EXERCISE DETAILS: Whenever a line in the entries includes the word "confirm", copy that line out.

=== Begin Enclosure ===

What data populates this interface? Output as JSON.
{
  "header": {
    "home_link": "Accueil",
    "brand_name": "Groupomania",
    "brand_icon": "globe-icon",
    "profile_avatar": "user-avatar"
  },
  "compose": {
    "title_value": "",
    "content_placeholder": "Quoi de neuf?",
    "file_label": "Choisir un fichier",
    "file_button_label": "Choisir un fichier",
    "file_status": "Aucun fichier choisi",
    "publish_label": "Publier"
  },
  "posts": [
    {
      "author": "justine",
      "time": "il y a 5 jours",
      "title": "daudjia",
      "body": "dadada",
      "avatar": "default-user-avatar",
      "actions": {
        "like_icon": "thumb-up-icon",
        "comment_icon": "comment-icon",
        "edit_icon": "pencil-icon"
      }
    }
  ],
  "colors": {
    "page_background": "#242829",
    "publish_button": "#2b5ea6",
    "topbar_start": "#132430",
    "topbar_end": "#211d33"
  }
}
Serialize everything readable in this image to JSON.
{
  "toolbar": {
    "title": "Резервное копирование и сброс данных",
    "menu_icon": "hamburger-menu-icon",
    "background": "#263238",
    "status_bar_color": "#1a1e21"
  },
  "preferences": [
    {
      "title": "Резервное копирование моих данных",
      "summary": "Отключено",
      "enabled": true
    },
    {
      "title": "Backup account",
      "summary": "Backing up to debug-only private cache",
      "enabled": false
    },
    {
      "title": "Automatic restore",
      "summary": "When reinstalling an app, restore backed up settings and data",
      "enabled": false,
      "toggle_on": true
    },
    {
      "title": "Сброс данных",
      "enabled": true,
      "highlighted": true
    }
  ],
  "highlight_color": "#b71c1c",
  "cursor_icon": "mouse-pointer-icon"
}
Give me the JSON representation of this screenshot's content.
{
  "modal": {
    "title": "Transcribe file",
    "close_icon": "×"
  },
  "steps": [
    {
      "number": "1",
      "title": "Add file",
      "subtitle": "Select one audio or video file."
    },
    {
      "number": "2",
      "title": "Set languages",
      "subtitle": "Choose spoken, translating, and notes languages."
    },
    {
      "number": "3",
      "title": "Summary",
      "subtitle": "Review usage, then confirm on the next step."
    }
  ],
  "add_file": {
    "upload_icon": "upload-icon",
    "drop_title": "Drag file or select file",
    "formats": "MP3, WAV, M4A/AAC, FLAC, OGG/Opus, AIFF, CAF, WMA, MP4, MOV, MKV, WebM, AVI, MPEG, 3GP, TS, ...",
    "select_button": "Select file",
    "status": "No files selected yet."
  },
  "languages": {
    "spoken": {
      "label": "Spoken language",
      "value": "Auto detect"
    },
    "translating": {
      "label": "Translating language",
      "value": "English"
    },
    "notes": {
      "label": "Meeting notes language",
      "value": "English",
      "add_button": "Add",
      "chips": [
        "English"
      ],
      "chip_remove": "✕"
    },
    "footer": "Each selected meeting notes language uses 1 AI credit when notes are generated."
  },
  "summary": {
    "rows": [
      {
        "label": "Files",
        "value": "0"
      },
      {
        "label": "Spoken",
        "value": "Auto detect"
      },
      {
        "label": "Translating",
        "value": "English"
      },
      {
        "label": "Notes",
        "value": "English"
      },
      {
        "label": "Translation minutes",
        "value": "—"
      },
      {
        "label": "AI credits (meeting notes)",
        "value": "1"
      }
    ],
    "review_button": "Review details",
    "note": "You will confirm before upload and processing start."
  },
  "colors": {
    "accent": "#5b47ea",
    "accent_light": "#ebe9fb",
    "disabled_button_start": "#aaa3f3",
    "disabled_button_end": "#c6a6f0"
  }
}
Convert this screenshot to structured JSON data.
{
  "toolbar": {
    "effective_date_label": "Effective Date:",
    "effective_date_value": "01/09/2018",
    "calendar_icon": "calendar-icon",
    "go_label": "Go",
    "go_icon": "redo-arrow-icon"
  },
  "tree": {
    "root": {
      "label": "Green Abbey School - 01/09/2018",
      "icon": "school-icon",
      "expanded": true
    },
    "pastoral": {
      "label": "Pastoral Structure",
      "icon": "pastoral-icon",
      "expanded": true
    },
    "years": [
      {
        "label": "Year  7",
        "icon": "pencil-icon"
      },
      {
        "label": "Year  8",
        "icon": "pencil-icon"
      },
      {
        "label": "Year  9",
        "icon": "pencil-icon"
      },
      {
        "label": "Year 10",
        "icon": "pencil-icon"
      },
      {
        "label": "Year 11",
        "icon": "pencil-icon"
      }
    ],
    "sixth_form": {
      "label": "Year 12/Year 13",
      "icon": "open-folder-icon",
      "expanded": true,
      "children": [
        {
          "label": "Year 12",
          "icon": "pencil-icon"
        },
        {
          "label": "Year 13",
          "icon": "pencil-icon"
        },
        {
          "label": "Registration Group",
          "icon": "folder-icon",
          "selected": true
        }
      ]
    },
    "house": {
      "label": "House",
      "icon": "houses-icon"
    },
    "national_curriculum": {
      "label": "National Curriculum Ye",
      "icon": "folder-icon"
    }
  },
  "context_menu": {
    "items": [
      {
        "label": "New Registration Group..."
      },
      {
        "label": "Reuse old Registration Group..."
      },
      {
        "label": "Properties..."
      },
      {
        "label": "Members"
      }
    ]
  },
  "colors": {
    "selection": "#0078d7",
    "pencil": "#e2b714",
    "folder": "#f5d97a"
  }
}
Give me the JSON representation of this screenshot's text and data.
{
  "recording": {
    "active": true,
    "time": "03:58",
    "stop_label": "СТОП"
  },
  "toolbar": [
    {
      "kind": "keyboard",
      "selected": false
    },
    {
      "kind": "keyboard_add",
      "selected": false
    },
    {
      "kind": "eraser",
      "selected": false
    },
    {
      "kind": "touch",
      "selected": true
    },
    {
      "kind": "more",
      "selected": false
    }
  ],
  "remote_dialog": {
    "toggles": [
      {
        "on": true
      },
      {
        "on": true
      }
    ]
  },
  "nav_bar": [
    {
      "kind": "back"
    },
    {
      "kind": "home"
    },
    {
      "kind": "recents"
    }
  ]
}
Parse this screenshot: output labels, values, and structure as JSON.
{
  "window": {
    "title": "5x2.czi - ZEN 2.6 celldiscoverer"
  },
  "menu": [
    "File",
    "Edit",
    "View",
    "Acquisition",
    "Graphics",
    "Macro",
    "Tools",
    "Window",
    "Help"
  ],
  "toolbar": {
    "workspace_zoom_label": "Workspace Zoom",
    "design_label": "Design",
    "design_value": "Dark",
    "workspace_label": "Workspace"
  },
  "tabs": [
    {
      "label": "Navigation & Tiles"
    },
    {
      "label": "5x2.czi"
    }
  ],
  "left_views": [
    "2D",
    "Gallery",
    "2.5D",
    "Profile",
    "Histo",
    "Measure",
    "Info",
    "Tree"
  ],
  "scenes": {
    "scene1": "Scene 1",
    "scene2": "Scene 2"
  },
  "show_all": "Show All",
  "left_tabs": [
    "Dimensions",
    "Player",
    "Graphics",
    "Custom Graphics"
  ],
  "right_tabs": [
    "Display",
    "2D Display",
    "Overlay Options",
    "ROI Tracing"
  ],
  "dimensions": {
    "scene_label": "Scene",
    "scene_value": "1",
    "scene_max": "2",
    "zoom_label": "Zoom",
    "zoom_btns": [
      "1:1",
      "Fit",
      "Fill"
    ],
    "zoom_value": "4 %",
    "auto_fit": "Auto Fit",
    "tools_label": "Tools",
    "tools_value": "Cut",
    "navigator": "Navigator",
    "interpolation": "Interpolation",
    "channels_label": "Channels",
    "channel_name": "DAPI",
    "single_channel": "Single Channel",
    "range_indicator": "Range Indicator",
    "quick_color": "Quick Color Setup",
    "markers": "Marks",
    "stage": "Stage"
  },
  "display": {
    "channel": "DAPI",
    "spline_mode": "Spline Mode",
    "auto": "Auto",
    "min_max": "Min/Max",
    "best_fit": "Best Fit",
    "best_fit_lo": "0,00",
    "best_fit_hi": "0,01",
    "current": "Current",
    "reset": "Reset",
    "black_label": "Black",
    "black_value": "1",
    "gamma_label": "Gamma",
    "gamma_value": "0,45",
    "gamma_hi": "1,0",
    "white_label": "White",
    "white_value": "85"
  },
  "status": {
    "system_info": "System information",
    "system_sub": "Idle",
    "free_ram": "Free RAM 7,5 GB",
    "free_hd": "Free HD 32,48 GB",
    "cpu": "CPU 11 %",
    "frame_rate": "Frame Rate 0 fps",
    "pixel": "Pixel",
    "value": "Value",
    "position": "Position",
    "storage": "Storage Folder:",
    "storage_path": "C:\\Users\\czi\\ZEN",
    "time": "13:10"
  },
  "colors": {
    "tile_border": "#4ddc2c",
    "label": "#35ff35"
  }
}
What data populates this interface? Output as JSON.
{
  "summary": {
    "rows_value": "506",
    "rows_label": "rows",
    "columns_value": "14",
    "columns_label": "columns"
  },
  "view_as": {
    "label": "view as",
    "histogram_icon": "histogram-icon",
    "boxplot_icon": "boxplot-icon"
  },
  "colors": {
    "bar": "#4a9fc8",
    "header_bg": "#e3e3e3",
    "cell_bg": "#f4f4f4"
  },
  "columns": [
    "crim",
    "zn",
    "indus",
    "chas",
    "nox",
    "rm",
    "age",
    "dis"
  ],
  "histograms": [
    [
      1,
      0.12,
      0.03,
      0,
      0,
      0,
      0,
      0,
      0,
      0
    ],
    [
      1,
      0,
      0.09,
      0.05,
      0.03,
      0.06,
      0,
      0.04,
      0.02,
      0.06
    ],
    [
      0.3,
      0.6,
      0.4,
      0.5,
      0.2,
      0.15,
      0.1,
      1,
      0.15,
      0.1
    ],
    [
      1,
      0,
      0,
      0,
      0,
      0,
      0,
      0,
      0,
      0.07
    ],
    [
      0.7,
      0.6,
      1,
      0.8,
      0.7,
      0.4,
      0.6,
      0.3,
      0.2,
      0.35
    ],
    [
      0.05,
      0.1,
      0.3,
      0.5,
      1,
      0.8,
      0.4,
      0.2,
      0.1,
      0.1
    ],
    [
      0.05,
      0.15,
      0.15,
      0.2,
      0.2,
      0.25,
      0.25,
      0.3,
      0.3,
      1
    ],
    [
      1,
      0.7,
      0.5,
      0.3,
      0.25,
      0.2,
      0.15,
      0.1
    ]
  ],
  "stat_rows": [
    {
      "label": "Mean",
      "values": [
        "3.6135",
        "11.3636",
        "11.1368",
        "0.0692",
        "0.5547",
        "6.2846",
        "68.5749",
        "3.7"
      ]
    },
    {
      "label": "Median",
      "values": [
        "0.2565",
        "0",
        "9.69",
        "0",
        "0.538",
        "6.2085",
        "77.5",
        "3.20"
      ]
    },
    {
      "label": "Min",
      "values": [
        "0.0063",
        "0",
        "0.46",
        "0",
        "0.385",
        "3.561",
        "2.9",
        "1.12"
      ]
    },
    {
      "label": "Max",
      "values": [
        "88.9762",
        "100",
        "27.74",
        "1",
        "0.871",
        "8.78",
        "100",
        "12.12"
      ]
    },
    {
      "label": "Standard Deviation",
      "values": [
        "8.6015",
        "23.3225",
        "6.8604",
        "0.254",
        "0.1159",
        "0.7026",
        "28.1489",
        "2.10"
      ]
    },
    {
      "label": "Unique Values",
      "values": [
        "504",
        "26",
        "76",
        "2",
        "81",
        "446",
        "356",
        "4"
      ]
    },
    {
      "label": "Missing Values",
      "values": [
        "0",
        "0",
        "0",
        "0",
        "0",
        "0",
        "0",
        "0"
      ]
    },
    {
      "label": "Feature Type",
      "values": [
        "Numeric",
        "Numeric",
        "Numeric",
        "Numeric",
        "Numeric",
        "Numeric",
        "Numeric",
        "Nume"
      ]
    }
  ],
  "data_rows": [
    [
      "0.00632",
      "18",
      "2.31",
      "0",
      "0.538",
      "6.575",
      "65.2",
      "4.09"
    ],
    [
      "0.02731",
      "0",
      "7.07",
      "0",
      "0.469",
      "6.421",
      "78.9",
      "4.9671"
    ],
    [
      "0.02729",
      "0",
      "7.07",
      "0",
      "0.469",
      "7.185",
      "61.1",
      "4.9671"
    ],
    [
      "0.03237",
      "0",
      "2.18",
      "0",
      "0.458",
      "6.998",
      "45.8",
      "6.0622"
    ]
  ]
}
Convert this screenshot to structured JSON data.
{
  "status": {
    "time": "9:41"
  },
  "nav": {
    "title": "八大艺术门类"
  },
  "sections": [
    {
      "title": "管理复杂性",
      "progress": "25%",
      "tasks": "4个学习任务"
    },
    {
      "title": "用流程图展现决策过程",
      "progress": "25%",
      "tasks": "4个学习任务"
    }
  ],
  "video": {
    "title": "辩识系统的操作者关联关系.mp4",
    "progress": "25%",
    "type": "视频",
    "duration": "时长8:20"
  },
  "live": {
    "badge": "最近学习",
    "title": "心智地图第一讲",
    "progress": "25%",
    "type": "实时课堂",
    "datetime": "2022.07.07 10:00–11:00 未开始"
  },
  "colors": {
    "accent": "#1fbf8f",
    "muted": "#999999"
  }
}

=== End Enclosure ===

RESULT BELOW:
      "subtitle": "Review usage, then confirm on the next step."
    "note": "You will confirm before upload and processing start."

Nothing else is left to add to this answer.